AlpineJS - Init event

October 12, 2023

I'm a huge fan of Alpine.js. One of the best features is the ability to break components and modules down into small reusable chunks of code that can easily be plugged into HTML. I generally prefer to install Alpine as a module and bundle it up with my main site javascript, but sometimes I need to break the compiled javascript into separate files. Understanding how and when to use the `alpine:init` event is the key to making this work.

Here's an example of what a typical "main" javascript file will look like, importing the main Alpine code and some plugins and modules. I like using standalone javascript files for each Alpine component instead of sprinkling javascript directly into the HTML. 

import Alpine from "alpinejs";
import collapse from '@alpinejs/collapse';
import focus from '@alpinejs/focus';
import interset from '@alpinejs/intersect';

import hero from "./modules/hero";
import gallery from "./modules/gallery";
import videoPlayer from "./modules/video-player";

window.Alpine = Alpine;

// setup for AlpineJs"hero", hero);"gallery", gallery);"videoPlayer", videoPlayer);

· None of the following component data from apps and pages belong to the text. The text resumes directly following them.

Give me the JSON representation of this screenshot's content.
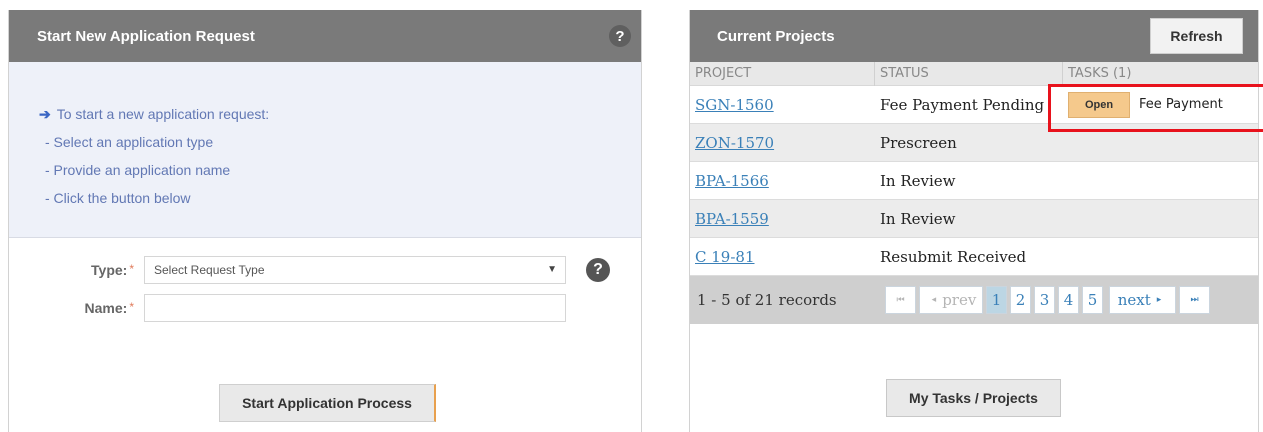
{
  "left": {
    "title": "Start New Application Request",
    "help_glyph": "?",
    "info": {
      "arrow_glyph": "➔",
      "intro": "To start a new application request:",
      "steps": [
        "- Select an application type",
        "- Provide an application name",
        "- Click the button below"
      ]
    },
    "form": {
      "type_label": "Type:",
      "name_label": "Name:",
      "required_mark": "*",
      "type_selected": "Select Request Type",
      "name_value": "",
      "caret_glyph": "▼"
    },
    "start_button": "Start Application Process"
  },
  "right": {
    "title": "Current Projects",
    "refresh_button": "Refresh",
    "columns": [
      "PROJECT",
      "STATUS",
      "TASKS (1)"
    ],
    "rows": [
      {
        "project": "SGN-1560",
        "status": "Fee Payment Pending",
        "task_badge": "Open",
        "task_name": "Fee Payment"
      },
      {
        "project": "ZON-1570",
        "status": "Prescreen",
        "task_badge": "",
        "task_name": ""
      },
      {
        "project": "BPA-1566",
        "status": "In Review",
        "task_badge": "",
        "task_name": ""
      },
      {
        "project": "BPA-1559",
        "status": "In Review",
        "task_badge": "",
        "task_name": ""
      },
      {
        "project": "C 19-81",
        "status": "Resubmit Received",
        "task_badge": "",
        "task_name": ""
      }
    ],
    "pager": {
      "records": "1 - 5 of 21 records",
      "first_glyph": "⏮",
      "prev_label": "prev",
      "prev_glyph": "◂",
      "pages": [
        "1",
        "2",
        "3",
        "4",
        "5"
      ],
      "current_page": "1",
      "next_label": "next",
      "next_glyph": "▸",
      "last_glyph": "⏭"
    },
    "tasks_button": "My Tasks / Projects"
  },
  "colors": {
    "header_bg": "#7a7a7a",
    "info_bg": "#eef1f9",
    "link": "#3a80b8",
    "badge": "#f5c98c",
    "highlight": "#e8121c"
  }
}
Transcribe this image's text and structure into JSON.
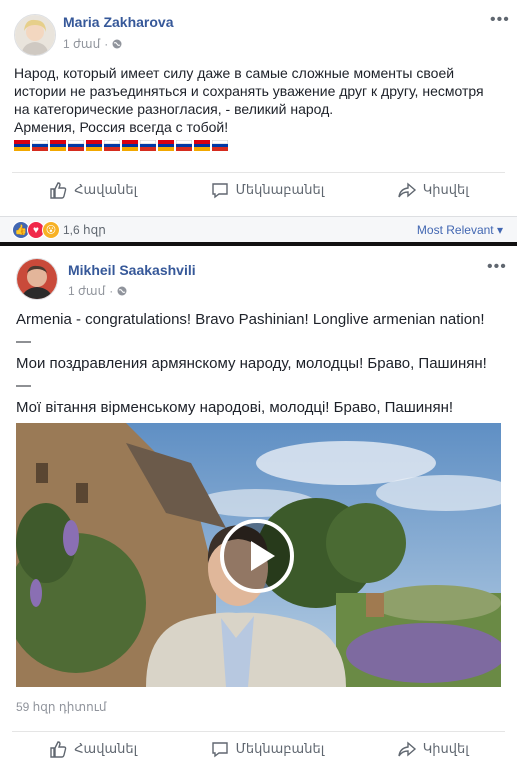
{
  "post1": {
    "author": "Maria Zakharova",
    "time": "1 ժամ",
    "more": "•••",
    "text_lines": [
      "Народ, который имеет силу даже в самые сложные моменты своей",
      "истории не разъединяться и сохранять уважение друг к другу, несмотря",
      "на категорические разногласия, - великий народ.",
      "Армения, Россия всегда с тобой!"
    ],
    "flags": [
      "armenia",
      "russia",
      "armenia",
      "russia",
      "armenia",
      "russia",
      "armenia",
      "russia",
      "armenia",
      "russia",
      "armenia",
      "russia"
    ],
    "actions": {
      "like": "Հավանել",
      "comment": "Մեկնաբանել",
      "share": "Կիսվել"
    },
    "reactions_count": "1,6 հզր",
    "sort_label": "Most Relevant"
  },
  "post2": {
    "author": "Mikheil Saakashvili",
    "time": "1 ժամ",
    "more": "•••",
    "text_lines": [
      "Armenia - congratulations! Bravo Pashinian! Longlive armenian nation!",
      "—",
      "Мои поздравления армянскому народу, молодцы! Браво, Пашинян!",
      "—",
      "Мої вітання вірменському народові, молодці! Браво, Пашинян!"
    ],
    "views": "59 հզր դիտում",
    "actions": {
      "like": "Հավանել",
      "comment": "Մեկնաբանել",
      "share": "Կիսվել"
    }
  },
  "colors": {
    "link": "#365899",
    "meta": "#90949c",
    "action": "#606770",
    "like_blue": "#4267b2",
    "love_red": "#f0284a",
    "wow_yellow": "#f7b125"
  }
}
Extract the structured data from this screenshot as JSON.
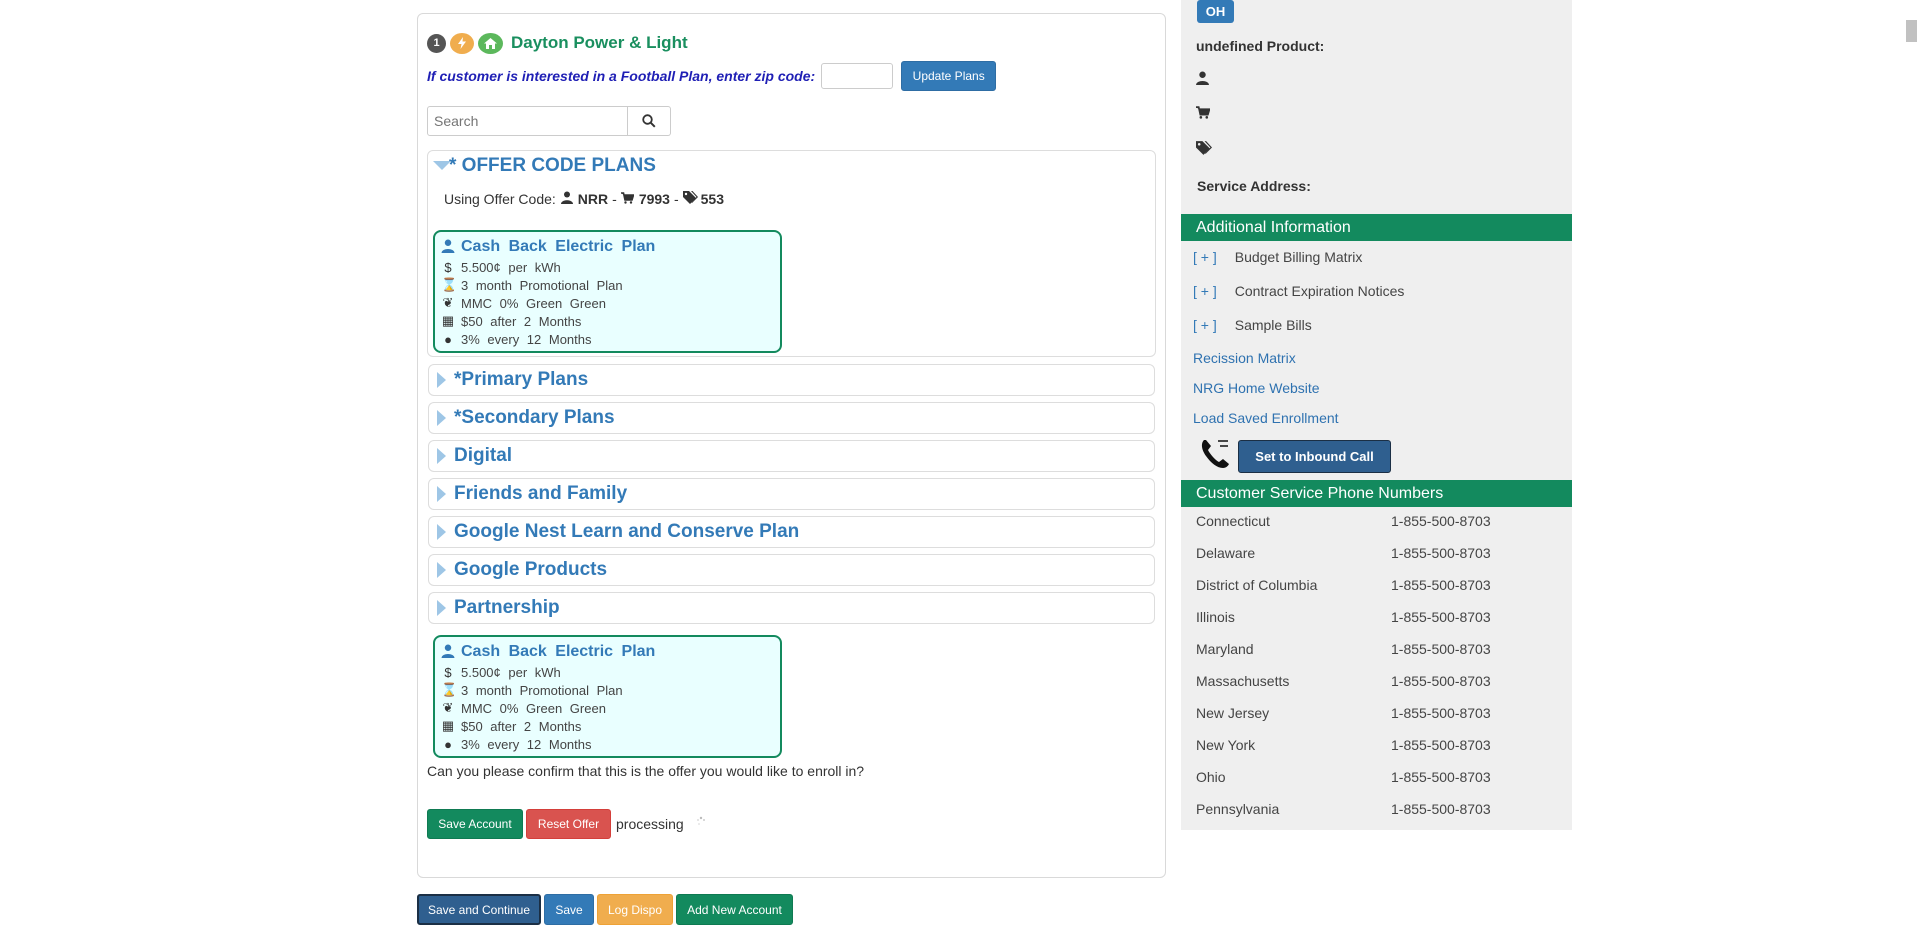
{
  "header": {
    "step_number": "1",
    "utility_name": "Dayton Power & Light",
    "zip_prompt": "If customer is interested in a Football Plan, enter zip code:",
    "zip_value": "",
    "update_button": "Update Plans"
  },
  "search": {
    "placeholder": "Search"
  },
  "offer_section": {
    "title": "* OFFER CODE PLANS",
    "using_label": "Using Offer Code:",
    "code_user": "NRR",
    "code_cart": "7993",
    "code_tag": "553",
    "sep": "-"
  },
  "plan": {
    "title": "Cash Back Electric Plan",
    "rate": "5.500¢ per kWh",
    "term": "3 month Promotional Plan",
    "green": "MMC 0% Green Green",
    "reward": "$50 after 2 Months",
    "cashback": "3% every 12 Months"
  },
  "categories": [
    "*Primary Plans",
    "*Secondary Plans",
    "Digital",
    "Friends and Family",
    "Google Nest Learn and Conserve Plan",
    "Google Products",
    "Partnership"
  ],
  "confirm_text": "Can you please confirm that this is the offer you would like to enroll in?",
  "actions": {
    "save_account": "Save Account",
    "reset_offer": "Reset Offer",
    "processing": "processing"
  },
  "bottom_buttons": {
    "save_continue": "Save and Continue",
    "save": "Save",
    "log_dispo": "Log Dispo",
    "add_account": "Add New Account"
  },
  "sidebar": {
    "state": "OH",
    "product_label": "undefined Product:",
    "service_address_label": "Service Address:",
    "additional_info_title": "Additional Information",
    "plus": "[ + ]",
    "expandables": [
      "Budget Billing Matrix",
      "Contract Expiration Notices",
      "Sample Bills"
    ],
    "links": [
      "Recission Matrix",
      "NRG Home Website",
      "Load Saved Enrollment"
    ],
    "inbound_button": "Set to Inbound Call",
    "phones_title": "Customer Service Phone Numbers",
    "phones": [
      {
        "state": "Connecticut",
        "number": "1-855-500-8703"
      },
      {
        "state": "Delaware",
        "number": "1-855-500-8703"
      },
      {
        "state": "District of Columbia",
        "number": "1-855-500-8703"
      },
      {
        "state": "Illinois",
        "number": "1-855-500-8703"
      },
      {
        "state": "Maryland",
        "number": "1-855-500-8703"
      },
      {
        "state": "Massachusetts",
        "number": "1-855-500-8703"
      },
      {
        "state": "New Jersey",
        "number": "1-855-500-8703"
      },
      {
        "state": "New York",
        "number": "1-855-500-8703"
      },
      {
        "state": "Ohio",
        "number": "1-855-500-8703"
      },
      {
        "state": "Pennsylvania",
        "number": "1-855-500-8703"
      }
    ]
  },
  "colors": {
    "green": "#138a5e",
    "blue": "#337ab7",
    "red": "#d9534f",
    "orange": "#f0ad4e"
  }
}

Where it can get a little tricky is having Alpine components that you don't want included in your main javascript file. Maybe they are infrequently used or it's something that only exists in one place on your website. Regardless, you need a simple way to bundle that code outside your main javascript file and only load it when needed. It needs to get loaded and registered with Alpine so the HTML 'x-data' attribute can set off the component instantiation. 

In example below the `widget.html` file contains HTML referencing an Alpine component with the `x-data` attribute and a script tag to load the additional javascript file.

<div x-data="widget()" x-init="load()" class="relative"></div>


<script src="/build/js/widgets.js"></script>

The 'widgets.js' file has a listener for `alpine:init` that waits until the main Alpine code has loaded and initialized and then registers the 'widget' code for use by the markup. By listening for `Alpine:init` event we can make sure that the javascript gets properly registered as early as possible so the HTML elements can access it when needed.

import widget from './modules/widget';

document.addEventListener('alpine:init', () => {"widget", widget);

Hope that tip helps somebody enjoy Alpine a little more. Stay tuned for more Alpine tips and tricks.